On Tuesday, the closing general session will feature author, speaker, and podcast host Luvvie Ajayi Jones in conversation with Nicole A. Cooke, Augusta Baker Endowed Chair and an associate professor at the School of Library and Information Science at the University of South Carolina. Jones will discuss her new book, Rising Troublemaker: A Fear-Fighter Manual for Teens, which was published in May.
Virtual programs, Exhibits, and More

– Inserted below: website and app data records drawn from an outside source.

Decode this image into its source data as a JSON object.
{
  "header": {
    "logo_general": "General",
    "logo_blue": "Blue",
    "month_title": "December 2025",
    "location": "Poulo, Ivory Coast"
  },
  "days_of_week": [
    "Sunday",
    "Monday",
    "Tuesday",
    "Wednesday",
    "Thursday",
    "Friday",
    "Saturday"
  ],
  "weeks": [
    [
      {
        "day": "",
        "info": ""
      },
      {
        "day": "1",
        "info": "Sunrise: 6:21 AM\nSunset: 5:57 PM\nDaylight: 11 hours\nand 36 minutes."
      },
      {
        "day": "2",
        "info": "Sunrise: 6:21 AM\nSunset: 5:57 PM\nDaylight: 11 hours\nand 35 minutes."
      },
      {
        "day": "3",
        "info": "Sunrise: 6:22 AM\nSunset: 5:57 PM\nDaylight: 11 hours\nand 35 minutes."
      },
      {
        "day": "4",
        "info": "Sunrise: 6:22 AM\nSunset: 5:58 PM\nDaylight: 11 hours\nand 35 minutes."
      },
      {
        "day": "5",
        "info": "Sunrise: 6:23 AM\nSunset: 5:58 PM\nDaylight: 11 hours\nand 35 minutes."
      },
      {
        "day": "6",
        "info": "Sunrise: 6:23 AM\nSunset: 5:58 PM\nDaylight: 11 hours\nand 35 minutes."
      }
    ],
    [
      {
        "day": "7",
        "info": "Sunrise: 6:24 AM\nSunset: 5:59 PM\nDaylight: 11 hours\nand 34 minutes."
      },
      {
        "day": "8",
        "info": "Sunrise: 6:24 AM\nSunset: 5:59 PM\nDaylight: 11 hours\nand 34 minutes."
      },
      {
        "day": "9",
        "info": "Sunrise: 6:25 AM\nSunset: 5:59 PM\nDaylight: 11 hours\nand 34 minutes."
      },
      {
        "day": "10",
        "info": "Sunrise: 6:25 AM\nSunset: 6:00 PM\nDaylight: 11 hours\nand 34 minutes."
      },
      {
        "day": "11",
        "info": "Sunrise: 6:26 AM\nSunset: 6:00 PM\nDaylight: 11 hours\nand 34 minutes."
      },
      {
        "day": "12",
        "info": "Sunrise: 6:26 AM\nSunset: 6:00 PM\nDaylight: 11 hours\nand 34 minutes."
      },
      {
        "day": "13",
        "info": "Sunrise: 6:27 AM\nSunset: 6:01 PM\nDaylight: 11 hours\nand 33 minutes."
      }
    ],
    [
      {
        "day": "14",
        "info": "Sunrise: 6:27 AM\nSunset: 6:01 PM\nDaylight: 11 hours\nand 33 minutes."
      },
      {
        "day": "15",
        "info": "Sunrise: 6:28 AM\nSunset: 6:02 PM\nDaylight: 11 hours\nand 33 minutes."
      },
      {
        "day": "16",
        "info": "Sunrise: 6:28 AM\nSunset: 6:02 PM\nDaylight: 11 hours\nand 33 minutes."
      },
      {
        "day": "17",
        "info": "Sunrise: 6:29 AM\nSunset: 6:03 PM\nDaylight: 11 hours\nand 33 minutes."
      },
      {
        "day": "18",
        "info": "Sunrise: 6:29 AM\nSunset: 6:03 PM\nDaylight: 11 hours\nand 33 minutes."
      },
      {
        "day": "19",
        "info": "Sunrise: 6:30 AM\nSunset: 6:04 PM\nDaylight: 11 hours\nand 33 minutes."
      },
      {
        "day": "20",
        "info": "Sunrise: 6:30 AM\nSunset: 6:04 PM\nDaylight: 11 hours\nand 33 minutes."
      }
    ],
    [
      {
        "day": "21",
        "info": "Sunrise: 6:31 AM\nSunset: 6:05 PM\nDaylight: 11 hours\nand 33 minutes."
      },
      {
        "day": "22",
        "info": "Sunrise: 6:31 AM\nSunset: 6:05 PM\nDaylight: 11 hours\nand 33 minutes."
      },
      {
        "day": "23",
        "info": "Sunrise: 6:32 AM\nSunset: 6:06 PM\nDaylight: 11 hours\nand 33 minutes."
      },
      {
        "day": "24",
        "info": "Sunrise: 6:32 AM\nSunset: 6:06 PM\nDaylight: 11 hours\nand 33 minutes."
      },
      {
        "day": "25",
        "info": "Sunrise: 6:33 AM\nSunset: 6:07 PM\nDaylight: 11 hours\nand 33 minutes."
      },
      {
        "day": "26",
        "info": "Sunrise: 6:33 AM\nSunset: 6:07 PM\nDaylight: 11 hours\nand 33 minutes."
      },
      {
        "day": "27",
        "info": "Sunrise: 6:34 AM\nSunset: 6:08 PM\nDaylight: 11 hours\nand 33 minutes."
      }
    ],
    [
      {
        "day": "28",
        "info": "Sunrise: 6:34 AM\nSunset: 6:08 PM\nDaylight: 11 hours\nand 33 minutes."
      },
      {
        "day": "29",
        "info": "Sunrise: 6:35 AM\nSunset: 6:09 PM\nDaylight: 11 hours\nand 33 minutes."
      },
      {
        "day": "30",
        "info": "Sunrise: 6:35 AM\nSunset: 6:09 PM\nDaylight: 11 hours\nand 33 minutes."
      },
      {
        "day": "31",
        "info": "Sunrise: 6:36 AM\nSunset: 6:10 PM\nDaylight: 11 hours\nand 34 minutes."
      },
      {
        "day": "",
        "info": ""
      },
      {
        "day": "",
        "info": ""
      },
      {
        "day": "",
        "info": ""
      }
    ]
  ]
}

Having now hosted a number of successful virtual conferences since the start of the pandemic, conference organizers understand how powerful the online format can be for expanding member participation in ALA conferences. And the 2022 ALA Annual Conference will feature a robust virtual component, dubbed the Digital Experience, for those who can’t be there in person.

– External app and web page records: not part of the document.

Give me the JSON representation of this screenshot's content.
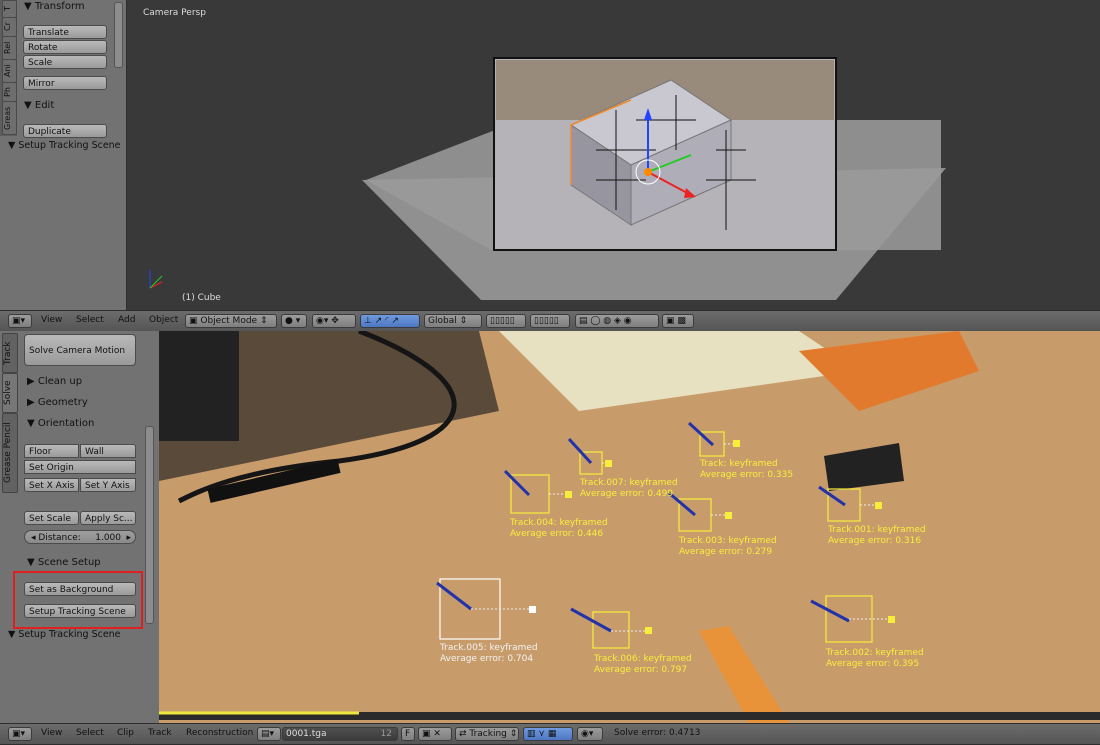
{
  "top_shelf": {
    "tabs": [
      "T",
      "Cr",
      "Rel",
      "Ani",
      "Ph",
      "Greas"
    ],
    "transform_header": "Transform",
    "buttons": [
      "Translate",
      "Rotate",
      "Scale"
    ],
    "mirror": "Mirror",
    "edit_header": "Edit",
    "duplicate": "Duplicate",
    "operator_panel": "Setup Tracking Scene"
  },
  "viewport": {
    "view_label": "Camera Persp",
    "object_label": "(1) Cube"
  },
  "viewport_header": {
    "menus": [
      "View",
      "Select",
      "Add",
      "Object"
    ],
    "mode": "Object Mode",
    "orientation": "Global"
  },
  "clip_sidebar": {
    "tabs": [
      "Track",
      "Solve",
      "Grease Pencil"
    ],
    "solve_button": "Solve Camera Motion",
    "panels": [
      "Clean up",
      "Geometry"
    ],
    "orientation_header": "Orientation",
    "floor": "Floor",
    "wall": "Wall",
    "set_origin": "Set Origin",
    "set_x_axis": "Set X Axis",
    "set_y_axis": "Set Y Axis",
    "set_scale": "Set Scale",
    "apply_scale": "Apply Sc...",
    "distance_label": "Distance:",
    "distance_value": "1.000",
    "scene_setup_header": "Scene Setup",
    "set_as_background": "Set as Background",
    "setup_tracking_scene": "Setup Tracking Scene",
    "operator_panel": "Setup Tracking Scene"
  },
  "tracks": [
    {
      "name": "Track.007: keyframed",
      "error": "Average error: 0.499"
    },
    {
      "name": "Track: keyframed",
      "error": "Average error: 0.335"
    },
    {
      "name": "Track.004: keyframed",
      "error": "Average error: 0.446"
    },
    {
      "name": "Track.003: keyframed",
      "error": "Average error: 0.279"
    },
    {
      "name": "Track.001: keyframed",
      "error": "Average error: 0.316"
    },
    {
      "name": "Track.005: keyframed",
      "error": "Average error: 0.704"
    },
    {
      "name": "Track.006: keyframed",
      "error": "Average error: 0.797"
    },
    {
      "name": "Track.002: keyframed",
      "error": "Average error: 0.395"
    }
  ],
  "clip_header": {
    "menus": [
      "View",
      "Select",
      "Clip",
      "Track",
      "Reconstruction"
    ],
    "clip_name": "0001.tga",
    "users": "12",
    "fake": "F",
    "mode": "Tracking",
    "solve_error": "Solve error: 0.4713"
  },
  "colors": {
    "track_selected": "#f7ee3c",
    "track_active": "#ffffff",
    "highlight_box": "#e02020"
  }
}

The Digital Experience will feature simulcasts of the main stage speakers, dozens of education sessions, and some high-profile, virtual-only speakers. Sessions will also be archived for later viewing.
Among the headliners for the virtual speaker series is Channing Tatum (Saturday, 8–9 a.m.), who will talk about his first children’s book, The One and Only Sparkella, billed by Fiewel and Friends as “a charming ode to self-esteem.” Also appearing virtually will be bestselling authors Jodi Picoult and Jennifer Finney Boylan (Sunday, 9–10 a.m.), discussing their forthcoming book Mad Honey (Ballantine, Oct.). To view the full schedule and to register, visit 2022.alaannual.org/digital-experience.

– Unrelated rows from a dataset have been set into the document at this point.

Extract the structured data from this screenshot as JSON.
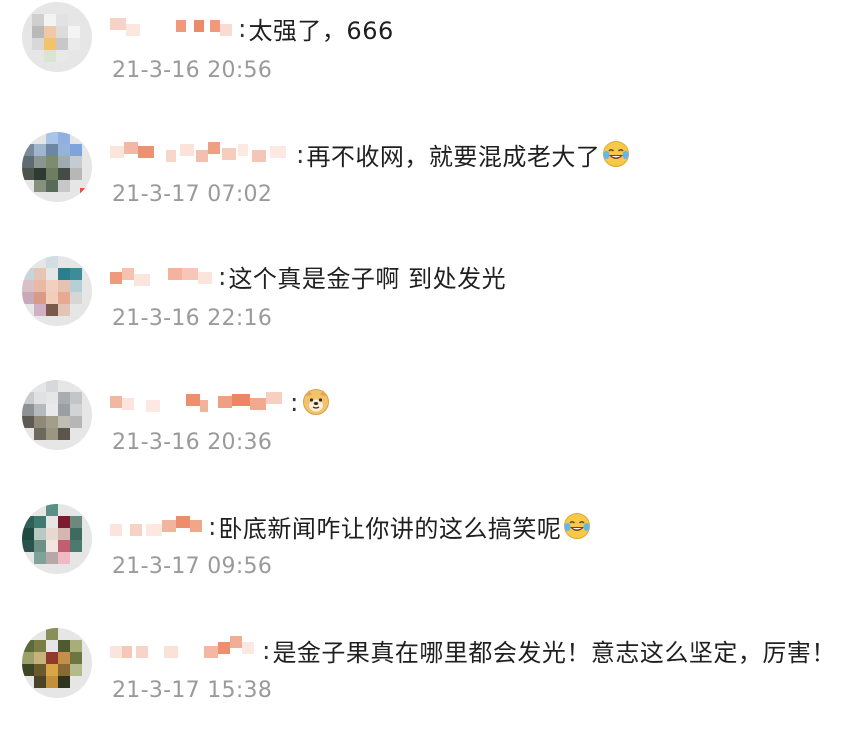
{
  "comments": [
    {
      "author": "",
      "text": "太强了，666",
      "emoji": "",
      "time": "21-3-16 20:56"
    },
    {
      "author": "",
      "text": "再不收网，就要混成老大了",
      "emoji": "laughing-tears-emoji",
      "time": "21-3-17 07:02"
    },
    {
      "author": "",
      "text": "这个真是金子啊 到处发光",
      "emoji": "",
      "time": "21-3-16 22:16"
    },
    {
      "author": "",
      "text": "",
      "emoji": "doge-emoji",
      "time": "21-3-16 20:36"
    },
    {
      "author": "",
      "text": "卧底新闻咋让你讲的这么搞笑呢",
      "emoji": "laughing-tears-emoji",
      "time": "21-3-17 09:56"
    },
    {
      "author": "",
      "text": "是金子果真在哪里都会发光！意志这么坚定，厉害！",
      "emoji": "",
      "time": "21-3-17 15:38"
    }
  ],
  "colors": {
    "text": "#1f1f1f",
    "time": "#9a9a9a",
    "name_accent": "#e8734f",
    "background": "#ffffff"
  }
}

ALA conference organizers say they are excited for the return of a bustling show floor featuring hundreds of exhibitors. The hall opens on Friday, with a reception immediately following the opening general session (5:30–7 p.m.), and will be open through Tuesday morning.
Around the booths, the show floor will once again feature a number of author meet-and-greets, book signings, and galley giveaways. In addition, the show floor will feature several stages offering an array of programs, including the Book Buzz Theater; Chapter One Stage; Diversity in Publishing Stage; Graphic Novel/Gaming Stage; The Look of Books Stage; PopTop Stage: Popular Topics, Every Day; Tech Talk Stage; and ThinkFit @ ALA Health & Fitness Stage.
And finally, check the conference website for a host of available tours and ticketed events, including the return of the reception honoring the winners of the ALA’s adult book award, the Andrew Carnegie Medals for Fiction and Nonfiction (Saturday, 8–10 p.m., at the Marriott Marquis). The reception will feature this year’s winners Tom Lin, author of The Thousand Crimes of Ming Tsu, and Hanif Abdurraqib, author of A Little Devil in America: In Praise of Black Performance, as well as Maryland congressman Jamie Raskin as keynote speaker. As always, check the online program for any last-minute changes.